Posted: 12:44 am Tuesday, March 20th, 2018
By Jamie Dupree
A week after the feds announced the largest budget deficit in February in six years, the national debt edged over $21 trillion for the first time ever on Monday, as budget experts argue the U.S. is on a track that will likely again feature yearly deficits of $1 trillion, a level reached only during the Obama Administration.
“This is unsustainable,” said Rep. Justin Amash (R-MI).
The $21 trillion debt milestone was hit as lawmakers in Congress were trying to place the finishing touches on a giant Omnibus funding bill which will increase deficits by well over $100 billion in 2018, because of extra spending approved for both domestic and defense accounts.

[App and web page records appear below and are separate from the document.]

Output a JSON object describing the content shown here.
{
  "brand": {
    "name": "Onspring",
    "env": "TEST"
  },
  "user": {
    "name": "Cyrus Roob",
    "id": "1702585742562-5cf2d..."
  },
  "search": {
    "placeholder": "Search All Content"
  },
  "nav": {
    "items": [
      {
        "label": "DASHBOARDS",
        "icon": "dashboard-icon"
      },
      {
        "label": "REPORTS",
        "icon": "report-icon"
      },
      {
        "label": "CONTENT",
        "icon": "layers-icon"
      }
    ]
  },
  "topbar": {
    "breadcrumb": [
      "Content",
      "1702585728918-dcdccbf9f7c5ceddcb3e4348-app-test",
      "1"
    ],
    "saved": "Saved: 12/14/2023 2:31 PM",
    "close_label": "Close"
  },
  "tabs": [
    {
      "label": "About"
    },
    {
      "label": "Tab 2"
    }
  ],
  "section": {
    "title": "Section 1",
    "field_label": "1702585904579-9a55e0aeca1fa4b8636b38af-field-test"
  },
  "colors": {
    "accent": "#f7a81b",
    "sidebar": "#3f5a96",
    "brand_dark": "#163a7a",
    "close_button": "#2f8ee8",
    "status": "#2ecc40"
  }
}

Even before that, budget watchdogs were warning of a new tide of red ink in the Trump Administration.
“Thanks to the recent budget-busting tax cuts and spending deal, the national debt is skyrocketing and on an unsustainable course,” said Maya MacGuineas, head of the Committee for a Responsible Federal Budget.

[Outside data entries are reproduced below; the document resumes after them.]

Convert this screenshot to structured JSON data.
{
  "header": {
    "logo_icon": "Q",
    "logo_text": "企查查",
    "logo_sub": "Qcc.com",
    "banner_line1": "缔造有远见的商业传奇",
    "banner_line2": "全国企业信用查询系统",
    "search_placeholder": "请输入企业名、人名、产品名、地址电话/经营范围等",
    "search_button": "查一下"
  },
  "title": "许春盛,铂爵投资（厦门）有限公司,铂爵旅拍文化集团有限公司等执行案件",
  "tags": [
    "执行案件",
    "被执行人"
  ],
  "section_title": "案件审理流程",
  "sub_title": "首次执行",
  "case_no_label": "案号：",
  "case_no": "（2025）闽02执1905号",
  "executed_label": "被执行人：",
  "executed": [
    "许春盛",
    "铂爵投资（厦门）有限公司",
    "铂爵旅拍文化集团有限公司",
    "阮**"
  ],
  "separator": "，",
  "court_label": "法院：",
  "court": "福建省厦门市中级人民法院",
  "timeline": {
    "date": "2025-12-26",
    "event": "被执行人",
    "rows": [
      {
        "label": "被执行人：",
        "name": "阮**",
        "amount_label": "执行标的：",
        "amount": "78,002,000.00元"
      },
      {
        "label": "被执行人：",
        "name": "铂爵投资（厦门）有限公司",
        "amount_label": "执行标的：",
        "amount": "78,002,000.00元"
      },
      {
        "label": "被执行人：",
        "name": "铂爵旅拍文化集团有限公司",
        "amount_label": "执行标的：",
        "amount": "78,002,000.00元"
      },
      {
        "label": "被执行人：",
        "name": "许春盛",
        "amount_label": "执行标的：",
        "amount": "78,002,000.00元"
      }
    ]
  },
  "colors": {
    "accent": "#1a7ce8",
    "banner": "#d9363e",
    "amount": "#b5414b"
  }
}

The February budget numbers had two main reasons why the monthly deficit jumped to $215 billion – up from $192 billion in 2017 – less revenue coming in to Uncle Sam, and more spending.
Tax revenues were $155 billion in February, down from $171 billion a year ago.
While deficits are heading back up, there’s no hint of action in the Congress on any plan to restrain spending, though only a handful GOP lawmakers publicly grumbled about the situation, as they waited to see what exactly was in the Omnibus.
What’s in the omnibus bill that will fund the entire country on Wednesday? No one can tell you for sure. The deadline was sept 30, 2017. It’s probably the only consequential bill that will pass this year. There is a serious problem with this process!
— Thomas Massie (@RepThomasMassie) March 20, 2018
As early as Wednesday, the House plans to vote on a trillion-dollar spending bill—stuffed with all sorts of unrelated measures—and we don’t even have the text. That’s insane. This leadership team has found a way to make the process worse than existed under @SpeakerBoehner.
— Justin Amash (@justinamash) March 19, 2018
But the Omnibus has become almost a normal spending tool for Congress, unable to get through the dozen yearly spending bills on time.
For the current 2018 Fiscal Year, lawmakers were supposed to have finished 12 funding measures by October 1 of last year – but that spending work has only been completed on time in four of the last 43 years – one reason there are calls to overhaul the system.